Unfortunately, more participants means tougher curation. For the fourth year running, the ICA has had to grapple with the complexities of coordinating a group show. In the catalogue, Mellors says that the trio of selectors “have not curated anything.” “It’s more a case of editing and hoping you can preserve the quality that’s already there,” he adds. ICA curator Matt Williams was happy to step up to the plate solo: “You know, too many cooks…” He’s intentionally edited the show loosely. Works by individual artists appear in individual alcoves here and there, but there are no clear favorites—a fact reflected in the catalogue, whose alphabetized black and white images emphasize the competition-free atmosphere. The works make their own statement, without accompanying words of wisdom, explanation, or criticism. And there are no restrictions on the display: As you near the end of the first space, you become aware that the artworks are unstoppable, as they creep along the corridor from the institute’s ground-floor gallery and make their way to another space upstairs.
Bruce Nauman, our greatest artist, tries a feline focus.

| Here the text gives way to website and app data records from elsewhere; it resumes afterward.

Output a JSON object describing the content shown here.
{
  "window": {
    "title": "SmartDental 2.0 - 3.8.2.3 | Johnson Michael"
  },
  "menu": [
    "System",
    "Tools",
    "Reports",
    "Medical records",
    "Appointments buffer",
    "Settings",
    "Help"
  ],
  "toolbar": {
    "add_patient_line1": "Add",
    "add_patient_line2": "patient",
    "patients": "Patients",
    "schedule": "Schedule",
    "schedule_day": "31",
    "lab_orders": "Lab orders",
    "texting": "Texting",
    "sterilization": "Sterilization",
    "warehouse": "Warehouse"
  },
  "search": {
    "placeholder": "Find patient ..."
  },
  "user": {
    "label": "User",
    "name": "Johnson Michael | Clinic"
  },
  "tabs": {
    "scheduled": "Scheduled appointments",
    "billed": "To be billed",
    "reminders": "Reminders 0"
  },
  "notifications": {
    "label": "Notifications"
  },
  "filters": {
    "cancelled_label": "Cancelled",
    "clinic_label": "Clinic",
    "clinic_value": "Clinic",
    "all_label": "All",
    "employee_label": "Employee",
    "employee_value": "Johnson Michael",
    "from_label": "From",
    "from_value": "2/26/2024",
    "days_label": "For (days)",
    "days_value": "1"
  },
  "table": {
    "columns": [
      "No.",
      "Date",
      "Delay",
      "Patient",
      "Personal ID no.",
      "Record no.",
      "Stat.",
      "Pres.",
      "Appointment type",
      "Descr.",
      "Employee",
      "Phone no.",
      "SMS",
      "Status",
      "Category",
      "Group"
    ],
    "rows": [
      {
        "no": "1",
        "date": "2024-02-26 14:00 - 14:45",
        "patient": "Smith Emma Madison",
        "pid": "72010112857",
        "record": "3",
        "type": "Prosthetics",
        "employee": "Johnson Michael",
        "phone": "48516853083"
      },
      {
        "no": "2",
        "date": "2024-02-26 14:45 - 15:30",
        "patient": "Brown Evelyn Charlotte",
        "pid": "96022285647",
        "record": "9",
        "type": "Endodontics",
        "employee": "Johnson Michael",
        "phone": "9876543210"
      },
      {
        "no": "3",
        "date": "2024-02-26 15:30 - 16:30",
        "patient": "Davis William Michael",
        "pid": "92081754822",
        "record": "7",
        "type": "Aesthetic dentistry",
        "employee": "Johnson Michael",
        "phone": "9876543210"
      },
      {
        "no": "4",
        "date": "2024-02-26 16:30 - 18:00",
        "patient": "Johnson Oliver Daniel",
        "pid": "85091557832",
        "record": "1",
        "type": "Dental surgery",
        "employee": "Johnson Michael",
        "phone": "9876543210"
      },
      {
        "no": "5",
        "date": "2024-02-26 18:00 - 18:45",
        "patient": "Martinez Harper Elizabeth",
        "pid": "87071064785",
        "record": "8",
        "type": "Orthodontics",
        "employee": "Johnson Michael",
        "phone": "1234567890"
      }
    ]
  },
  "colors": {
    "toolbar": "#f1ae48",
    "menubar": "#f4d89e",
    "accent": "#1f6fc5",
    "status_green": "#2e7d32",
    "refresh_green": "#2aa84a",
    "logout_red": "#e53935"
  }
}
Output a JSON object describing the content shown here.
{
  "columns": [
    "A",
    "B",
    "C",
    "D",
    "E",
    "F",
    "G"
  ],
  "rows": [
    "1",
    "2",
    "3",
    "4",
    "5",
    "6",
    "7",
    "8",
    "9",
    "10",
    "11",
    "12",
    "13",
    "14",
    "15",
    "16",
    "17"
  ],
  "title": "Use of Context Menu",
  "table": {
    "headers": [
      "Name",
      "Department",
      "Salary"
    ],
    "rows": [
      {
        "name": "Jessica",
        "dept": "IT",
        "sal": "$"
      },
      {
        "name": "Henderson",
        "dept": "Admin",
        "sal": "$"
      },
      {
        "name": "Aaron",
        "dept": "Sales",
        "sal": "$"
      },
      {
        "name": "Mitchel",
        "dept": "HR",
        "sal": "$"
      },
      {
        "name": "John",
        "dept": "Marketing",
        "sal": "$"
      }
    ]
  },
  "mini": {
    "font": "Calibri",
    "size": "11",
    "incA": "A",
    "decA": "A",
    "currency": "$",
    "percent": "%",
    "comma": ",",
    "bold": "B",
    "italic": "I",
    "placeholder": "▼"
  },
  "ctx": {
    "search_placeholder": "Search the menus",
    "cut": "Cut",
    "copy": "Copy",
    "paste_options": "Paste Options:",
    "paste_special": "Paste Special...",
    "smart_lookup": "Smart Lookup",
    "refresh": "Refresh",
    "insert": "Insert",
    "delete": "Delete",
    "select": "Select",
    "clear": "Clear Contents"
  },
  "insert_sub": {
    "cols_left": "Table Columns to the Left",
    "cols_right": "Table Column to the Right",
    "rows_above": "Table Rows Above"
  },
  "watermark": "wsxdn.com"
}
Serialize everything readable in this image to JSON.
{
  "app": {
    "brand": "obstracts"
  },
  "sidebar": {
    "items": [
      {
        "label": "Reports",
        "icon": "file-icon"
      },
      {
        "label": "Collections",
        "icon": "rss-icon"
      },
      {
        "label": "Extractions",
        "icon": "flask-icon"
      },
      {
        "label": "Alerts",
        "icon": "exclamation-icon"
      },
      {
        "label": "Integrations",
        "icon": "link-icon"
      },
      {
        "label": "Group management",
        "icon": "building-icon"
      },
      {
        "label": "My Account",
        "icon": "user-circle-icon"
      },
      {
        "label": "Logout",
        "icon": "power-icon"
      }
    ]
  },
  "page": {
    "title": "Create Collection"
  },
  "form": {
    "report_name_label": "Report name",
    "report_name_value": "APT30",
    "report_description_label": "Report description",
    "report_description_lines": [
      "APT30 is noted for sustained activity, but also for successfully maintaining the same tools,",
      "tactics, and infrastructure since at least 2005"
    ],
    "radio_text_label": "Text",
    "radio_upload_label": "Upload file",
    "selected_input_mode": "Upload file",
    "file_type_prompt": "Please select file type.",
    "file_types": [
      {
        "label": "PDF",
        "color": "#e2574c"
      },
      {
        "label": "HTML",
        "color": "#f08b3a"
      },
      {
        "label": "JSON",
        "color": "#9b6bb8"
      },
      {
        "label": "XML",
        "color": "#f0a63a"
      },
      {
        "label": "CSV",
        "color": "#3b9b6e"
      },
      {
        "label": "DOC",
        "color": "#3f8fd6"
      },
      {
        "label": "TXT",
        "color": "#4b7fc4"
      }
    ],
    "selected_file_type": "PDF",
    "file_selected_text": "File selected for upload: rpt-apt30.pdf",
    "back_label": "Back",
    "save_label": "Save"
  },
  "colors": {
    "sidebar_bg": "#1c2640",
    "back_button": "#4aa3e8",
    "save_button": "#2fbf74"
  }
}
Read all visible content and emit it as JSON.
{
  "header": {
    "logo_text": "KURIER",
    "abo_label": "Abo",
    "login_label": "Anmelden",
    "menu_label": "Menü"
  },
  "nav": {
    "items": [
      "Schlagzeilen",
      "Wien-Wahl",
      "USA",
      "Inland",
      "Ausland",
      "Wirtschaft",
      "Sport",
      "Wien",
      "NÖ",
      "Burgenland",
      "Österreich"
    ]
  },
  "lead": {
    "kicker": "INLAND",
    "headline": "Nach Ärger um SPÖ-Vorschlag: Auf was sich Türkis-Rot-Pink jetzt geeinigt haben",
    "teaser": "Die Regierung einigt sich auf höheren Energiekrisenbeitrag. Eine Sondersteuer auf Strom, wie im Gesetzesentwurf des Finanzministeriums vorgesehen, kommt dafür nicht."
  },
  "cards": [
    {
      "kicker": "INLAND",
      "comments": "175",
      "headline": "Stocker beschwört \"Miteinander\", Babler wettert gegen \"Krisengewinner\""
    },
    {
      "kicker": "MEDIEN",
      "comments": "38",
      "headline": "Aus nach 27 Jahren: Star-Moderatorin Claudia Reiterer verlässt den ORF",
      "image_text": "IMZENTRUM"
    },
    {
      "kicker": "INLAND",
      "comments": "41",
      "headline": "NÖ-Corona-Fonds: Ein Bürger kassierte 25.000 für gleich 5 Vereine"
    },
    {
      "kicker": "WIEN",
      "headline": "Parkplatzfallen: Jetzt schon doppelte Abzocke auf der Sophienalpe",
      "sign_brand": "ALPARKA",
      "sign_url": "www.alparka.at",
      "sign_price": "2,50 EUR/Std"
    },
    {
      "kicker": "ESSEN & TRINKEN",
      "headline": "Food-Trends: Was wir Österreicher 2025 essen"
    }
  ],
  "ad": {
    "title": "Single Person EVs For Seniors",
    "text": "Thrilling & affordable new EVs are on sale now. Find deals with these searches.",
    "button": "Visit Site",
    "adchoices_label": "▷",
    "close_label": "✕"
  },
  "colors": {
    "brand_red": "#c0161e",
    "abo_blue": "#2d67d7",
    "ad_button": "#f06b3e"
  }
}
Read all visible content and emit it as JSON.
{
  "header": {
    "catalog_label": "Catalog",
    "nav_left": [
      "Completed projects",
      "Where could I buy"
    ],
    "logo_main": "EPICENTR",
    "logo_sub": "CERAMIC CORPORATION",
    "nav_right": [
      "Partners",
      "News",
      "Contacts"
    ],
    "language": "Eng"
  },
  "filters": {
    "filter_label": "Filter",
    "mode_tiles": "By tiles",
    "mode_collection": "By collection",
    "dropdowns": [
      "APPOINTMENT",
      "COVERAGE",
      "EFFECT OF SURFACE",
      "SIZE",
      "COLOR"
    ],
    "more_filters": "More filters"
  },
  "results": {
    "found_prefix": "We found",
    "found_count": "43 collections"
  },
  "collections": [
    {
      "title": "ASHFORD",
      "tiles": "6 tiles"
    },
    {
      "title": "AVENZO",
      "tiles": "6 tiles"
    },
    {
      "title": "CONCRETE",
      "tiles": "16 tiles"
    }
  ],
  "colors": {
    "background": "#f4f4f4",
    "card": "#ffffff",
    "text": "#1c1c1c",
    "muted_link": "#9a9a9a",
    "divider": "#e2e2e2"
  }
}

A still from Bruce Nauman’s “Pencil Lift/Mr. Rogers”, one of the videos in his current solo at Sperone-Westwater gallery in New York. At its best, Nauman’s work is brilliantly, unutterably peculiar – and the new pieces qualify. Nothing he does is easily turned into a pat paraphrase, but the new series is all about fingers and the tricks they play: counting and touching and holding pencils aloft by their tips. The idea of the “digit-al” came into my mind, with the digit-y cat feet in the background representing the normal domestic space that Nauman’s work seems to take place in. It’s as though he’s telling us that his work isn’t so much about the world of art, as about the weirdness that’s there in all the places we know.